A Simple Model Of Voice
We think of voice as a means of information aggregation within groups operating in a variety of settings. We explore how the characteristics of groups and their leaders influence voice. In relatively homogeneous groups, members farthest away from the leader have the best incentives to provide information, and their voice tends to moderate policy decisions. In large heterogeneous groups where leaders cannot identify individual members, the possibilities for informational exchange are severely limited, and any communication that exists pushes policies farther to the extreme. © 2000 the President and Fellows of Harvard College and the Massachusetts Institute of Technology
If you experience problems downloading a file, check if you have the proper application to view it first. In case of further problems read the IDEAS help page. Note that these files are not on the IDEAS site. Please be patient as the files may be large.

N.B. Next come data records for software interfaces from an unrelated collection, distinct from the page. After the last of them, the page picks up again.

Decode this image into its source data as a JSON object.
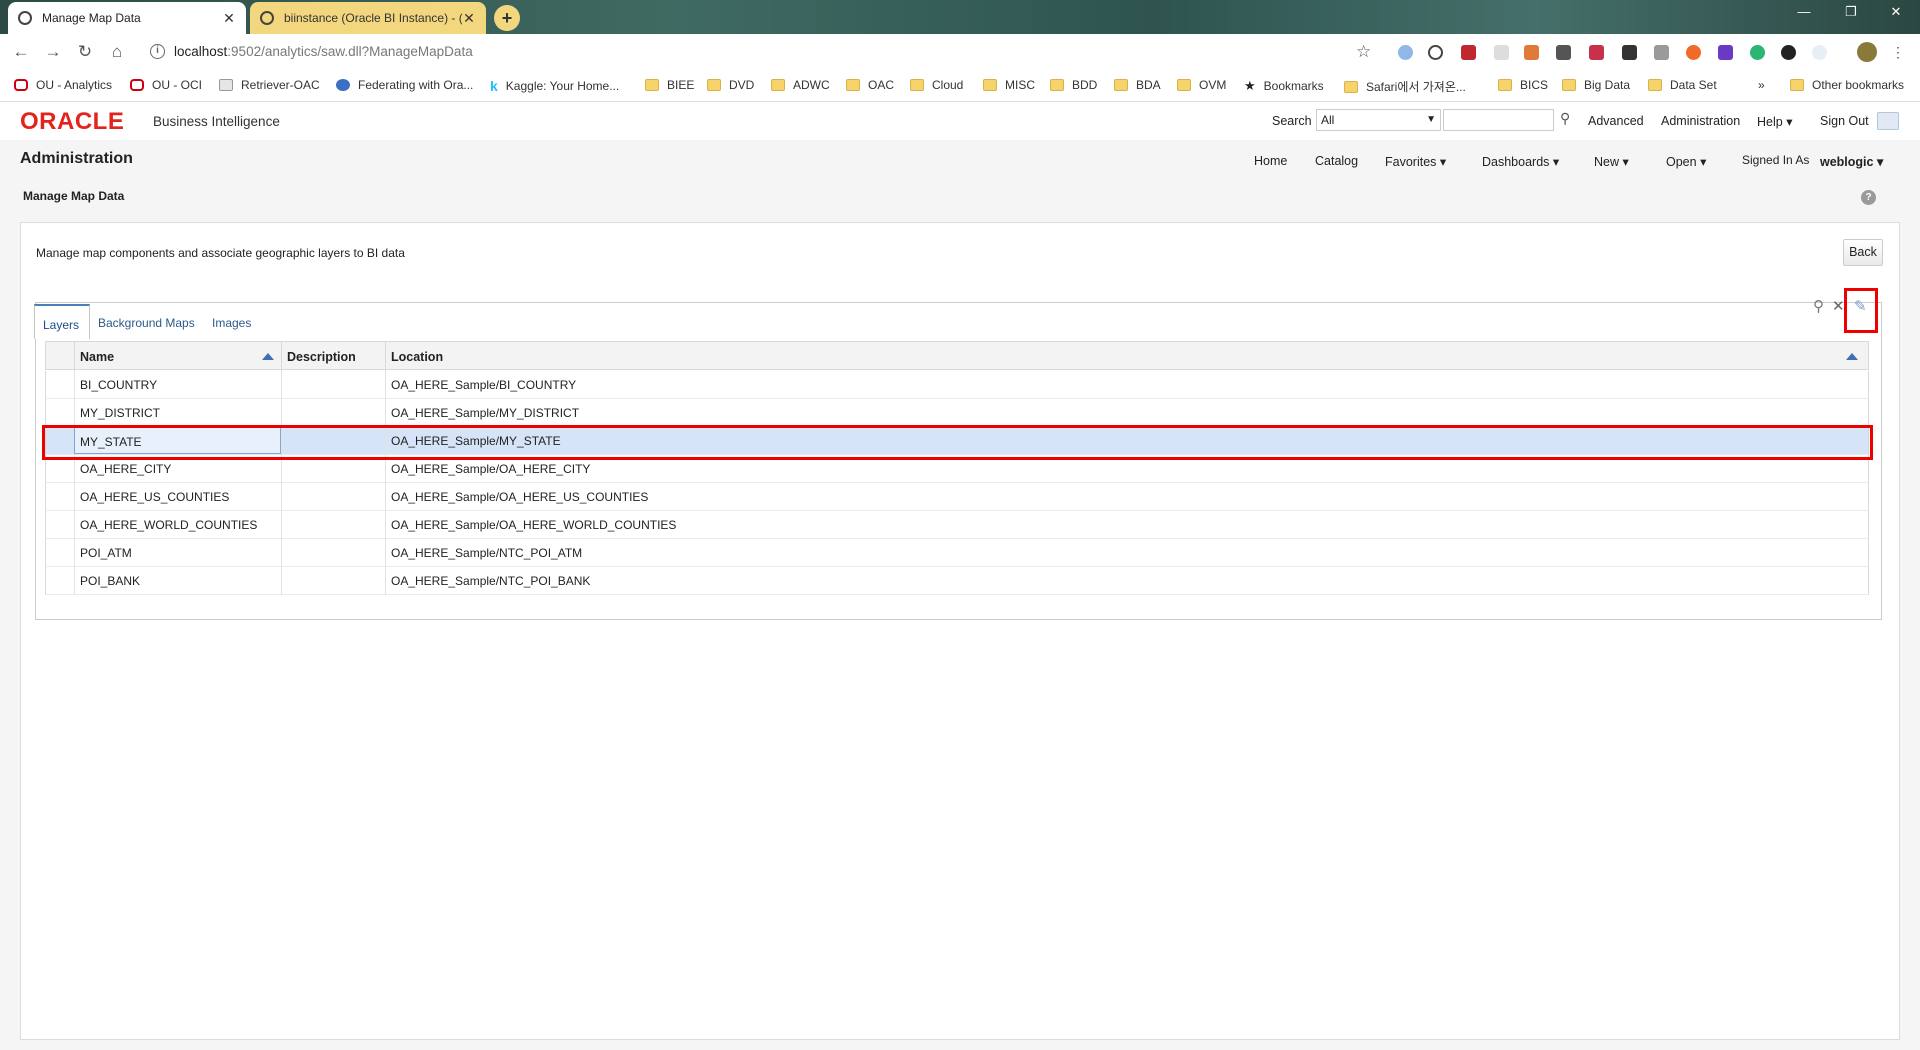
{
  "browser": {
    "tabs": [
      {
        "title": "Manage Map Data",
        "close": "✕"
      },
      {
        "title": "biinstance (Oracle BI Instance) - (",
        "close": "✕"
      }
    ],
    "new_tab": "+",
    "window_controls": [
      "—",
      "❐",
      "✕"
    ],
    "url_host": "localhost",
    "url_path": ":9502/analytics/saw.dll?ManageMapData",
    "bookmarks": [
      {
        "label": "OU - Analytics",
        "icon": "oracle"
      },
      {
        "label": "OU - OCI",
        "icon": "oracle"
      },
      {
        "label": "Retriever-OAC",
        "icon": "page"
      },
      {
        "label": "Federating with Ora...",
        "icon": "blue"
      },
      {
        "label": "Kaggle: Your Home...",
        "icon": "k"
      },
      {
        "label": "BIEE",
        "icon": "folder"
      },
      {
        "label": "DVD",
        "icon": "folder"
      },
      {
        "label": "ADWC",
        "icon": "folder"
      },
      {
        "label": "OAC",
        "icon": "folder"
      },
      {
        "label": "Cloud",
        "icon": "folder"
      },
      {
        "label": "MISC",
        "icon": "folder"
      },
      {
        "label": "BDD",
        "icon": "folder"
      },
      {
        "label": "BDA",
        "icon": "folder"
      },
      {
        "label": "OVM",
        "icon": "folder"
      },
      {
        "label": "Bookmarks",
        "icon": "star"
      },
      {
        "label": "Safari에서 가져온...",
        "icon": "folder"
      },
      {
        "label": "BICS",
        "icon": "folder"
      },
      {
        "label": "Big Data",
        "icon": "folder"
      },
      {
        "label": "Data Set",
        "icon": "folder"
      }
    ],
    "more_bookmarks": "»",
    "other_bookmarks": "Other bookmarks"
  },
  "bi_header": {
    "logo": "ORACLE",
    "product": "Business Intelligence",
    "search_label": "Search",
    "search_scope": "All",
    "advanced": "Advanced",
    "administration": "Administration",
    "help": "Help",
    "sign_out": "Sign Out"
  },
  "page": {
    "title": "Administration",
    "nav": {
      "home": "Home",
      "catalog": "Catalog",
      "favorites": "Favorites",
      "dashboards": "Dashboards",
      "new": "New",
      "open": "Open",
      "signed_in_as": "Signed In As",
      "user": "weblogic"
    },
    "section_title": "Manage Map Data",
    "description": "Manage map components and associate geographic layers to BI data",
    "back": "Back",
    "tabs": [
      "Layers",
      "Background Maps",
      "Images"
    ],
    "columns": [
      "Name",
      "Description",
      "Location"
    ],
    "rows": [
      {
        "name": "BI_COUNTRY",
        "description": "",
        "location": "OA_HERE_Sample/BI_COUNTRY"
      },
      {
        "name": "MY_DISTRICT",
        "description": "",
        "location": "OA_HERE_Sample/MY_DISTRICT"
      },
      {
        "name": "MY_STATE",
        "description": "",
        "location": "OA_HERE_Sample/MY_STATE",
        "selected": true
      },
      {
        "name": "OA_HERE_CITY",
        "description": "",
        "location": "OA_HERE_Sample/OA_HERE_CITY"
      },
      {
        "name": "OA_HERE_US_COUNTIES",
        "description": "",
        "location": "OA_HERE_Sample/OA_HERE_US_COUNTIES"
      },
      {
        "name": "OA_HERE_WORLD_COUNTIES",
        "description": "",
        "location": "OA_HERE_Sample/OA_HERE_WORLD_COUNTIES"
      },
      {
        "name": "POI_ATM",
        "description": "",
        "location": "OA_HERE_Sample/NTC_POI_ATM"
      },
      {
        "name": "POI_BANK",
        "description": "",
        "location": "OA_HERE_Sample/NTC_POI_BANK"
      }
    ]
  },
  "colors": {
    "oracle_red": "#e3231e",
    "selected_row": "#d5e4f7",
    "highlight": "#ee0000",
    "tab_accent": "#4a7fb8"
  }
}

As the access to this document is restricted, you may want to look for a different version under "Related research" (further below) or search for a different version of it.

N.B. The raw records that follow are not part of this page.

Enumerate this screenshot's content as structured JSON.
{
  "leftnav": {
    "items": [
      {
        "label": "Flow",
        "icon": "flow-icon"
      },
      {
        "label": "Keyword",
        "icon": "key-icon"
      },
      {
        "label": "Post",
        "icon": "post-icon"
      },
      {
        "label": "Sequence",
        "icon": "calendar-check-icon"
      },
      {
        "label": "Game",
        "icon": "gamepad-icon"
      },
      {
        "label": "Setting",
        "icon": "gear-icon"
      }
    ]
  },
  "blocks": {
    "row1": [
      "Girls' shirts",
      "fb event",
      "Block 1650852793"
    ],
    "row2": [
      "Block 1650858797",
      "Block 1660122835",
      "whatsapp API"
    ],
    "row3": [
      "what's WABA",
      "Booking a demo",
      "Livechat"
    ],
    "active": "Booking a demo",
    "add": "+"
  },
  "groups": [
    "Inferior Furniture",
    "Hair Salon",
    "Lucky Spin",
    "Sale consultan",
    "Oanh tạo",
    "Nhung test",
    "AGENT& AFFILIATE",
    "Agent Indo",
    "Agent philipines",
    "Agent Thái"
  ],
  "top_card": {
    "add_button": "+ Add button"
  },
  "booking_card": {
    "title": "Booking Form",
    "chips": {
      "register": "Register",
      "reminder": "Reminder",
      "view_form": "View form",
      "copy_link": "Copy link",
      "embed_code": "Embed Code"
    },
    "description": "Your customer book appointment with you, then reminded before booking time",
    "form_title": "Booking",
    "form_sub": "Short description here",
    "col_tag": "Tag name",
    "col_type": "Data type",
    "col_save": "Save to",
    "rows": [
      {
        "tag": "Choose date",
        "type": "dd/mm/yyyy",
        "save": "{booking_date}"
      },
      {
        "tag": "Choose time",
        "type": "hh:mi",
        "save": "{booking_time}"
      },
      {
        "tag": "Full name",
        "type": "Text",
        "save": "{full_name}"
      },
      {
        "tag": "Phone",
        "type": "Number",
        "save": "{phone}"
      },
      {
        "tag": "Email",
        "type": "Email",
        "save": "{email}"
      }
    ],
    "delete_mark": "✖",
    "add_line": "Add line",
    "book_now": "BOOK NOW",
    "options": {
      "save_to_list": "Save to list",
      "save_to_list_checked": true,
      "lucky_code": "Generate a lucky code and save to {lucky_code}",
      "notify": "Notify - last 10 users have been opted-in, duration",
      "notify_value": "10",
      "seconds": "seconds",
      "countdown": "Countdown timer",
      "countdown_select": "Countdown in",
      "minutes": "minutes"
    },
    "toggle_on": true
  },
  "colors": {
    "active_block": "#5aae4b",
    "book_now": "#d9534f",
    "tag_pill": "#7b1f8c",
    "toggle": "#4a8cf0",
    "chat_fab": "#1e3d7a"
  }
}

Volume (Year): 116 (2001)
Issue (Month): 1 (February)
|Contact details of provider:|| Web page: http://mitpress.mit.edu/journals/|

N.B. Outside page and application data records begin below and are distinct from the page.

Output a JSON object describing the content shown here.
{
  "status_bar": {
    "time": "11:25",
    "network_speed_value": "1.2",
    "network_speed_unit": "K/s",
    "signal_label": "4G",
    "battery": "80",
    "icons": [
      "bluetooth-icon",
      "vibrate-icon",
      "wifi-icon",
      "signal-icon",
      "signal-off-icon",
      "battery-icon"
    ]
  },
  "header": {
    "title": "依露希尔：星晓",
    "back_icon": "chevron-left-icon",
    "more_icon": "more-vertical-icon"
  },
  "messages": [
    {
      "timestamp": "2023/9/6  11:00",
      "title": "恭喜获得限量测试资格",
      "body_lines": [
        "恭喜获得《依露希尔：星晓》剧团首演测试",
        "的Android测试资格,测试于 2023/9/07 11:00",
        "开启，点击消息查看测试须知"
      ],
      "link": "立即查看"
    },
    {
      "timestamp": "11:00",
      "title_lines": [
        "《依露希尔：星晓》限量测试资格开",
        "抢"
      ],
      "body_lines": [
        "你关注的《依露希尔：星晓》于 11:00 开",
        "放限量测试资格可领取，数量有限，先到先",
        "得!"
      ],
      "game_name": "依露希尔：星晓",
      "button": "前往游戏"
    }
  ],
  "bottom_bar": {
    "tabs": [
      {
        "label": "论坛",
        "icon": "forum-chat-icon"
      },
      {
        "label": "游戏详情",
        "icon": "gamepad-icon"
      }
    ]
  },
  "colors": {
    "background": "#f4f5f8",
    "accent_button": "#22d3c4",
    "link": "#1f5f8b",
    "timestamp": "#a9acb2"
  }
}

|Order Information:||Web: http://mitpress.mit.edu/journal-home.tcl?issn=00335533|
When requesting a correction, please mention this item's handle: RePEc:tpr:qjecon:v:116:y:2001:i:1:p:189-227. See general information about how to correct material in RePEc.
For technical questions regarding this item, or to correct its authors, title, abstract, bibliographic or download information, contact: (Anna Pollock-Nelson)
If references are entirely missing, you can add them using this form.